ἀειπάρθενος: ἡ, ἡ ἀεὶ παρθένος, Σαπφ. 96. (ἐν Αἰολ. τύπ. ἀϊπ-, πρβλ. Cramer An. Par. 3. 321.), Εὐσ. Ἐγκώμ. Κωνσταντ. 17· ἐπὶ τῶν Ἑστιάδων ἐν Ρώμῃ: αἱ ἱέριαι αἱ ἀειπ., Δίων Κ. 56. 5, πρβλ. 59. 3. 2) ἐν τῇ Πυθαγ. γλώσσῃ ἐπὶ τοῦ ἀριθμοῦ 7, Φίλων 1. 46, 497, πρβλ. ἄγονος, ΙΙ. 1.

French (Bailly abrégé)

ος, ον :
toujours vierge, qui fait vœu de chasteté en parl. des Vestales.
Étymologie: ἀεί, παρθένος.

Spanish (DGE)

-ον
1 siempre virgende las Vestales, D.C.56.5.7, de Hestia IEphesos 1064 (II d.C.)
crist., de la Virgen María IGLS 319.2 (Calcidia, Siria V d.C.), MAMA 1.397.1, Ath.Al.M.26.296B, Epiph.Const.Haer.39.10, IEphesos 4135.19 (VI d.C.), de mujeres entregadas a una virginidad perpetua τῶν παναγίων ἀ. χορός Eus.VC 4.28, cf. Bull.Epigr.1972.240 (Epiro V d.C.), IChr.M.23 (V/VI d.C.)
pero en algunos text. es dud. este sent. o simplemente ref. a mujeres vírgenes e.e. aún no casadas, PLips.43.4, 60.2, SB 12620.8 (todos IV d.C.)
fig., del sábado, Ph.1.497.
2 fig., entre los pitagóricos el número 7 Ph.1.46.

Greek Monotonic

ἀειπάρθενος: ἡ, αιωνία παρθένος, σε Σαπφώ.

Middle Liddell

ever a virgin, Sapph.

Wikipedia EN

In the Eastern Orthodox Church, Aeiparthenos (Greek ἀειπάρθενος "ever-virgin") is the title of the Theotokos which refers to the "Ever Virgin" Mary, mother of Jesus, thus affirming the doctrine of the Perpetual virginity of Mary.

The term is also used to refer to the icons of Mary, as in the "Theotokos Aeiparthenos" icon.

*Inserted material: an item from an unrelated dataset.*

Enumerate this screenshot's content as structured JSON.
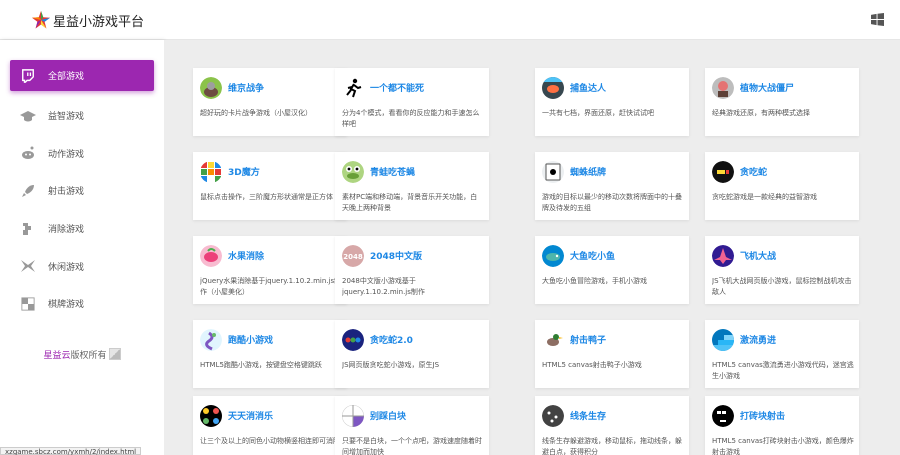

The Catechism of the Catholic Church (item 499) also includes the term Aeiparthenos and referring to Lumen gentium item 57 states: "Christ's birth did not diminish his mother's virginal integrity but sanctified it."

The term Aeiparthenos is attested to by Epiphanius of Salamis from early 4th century.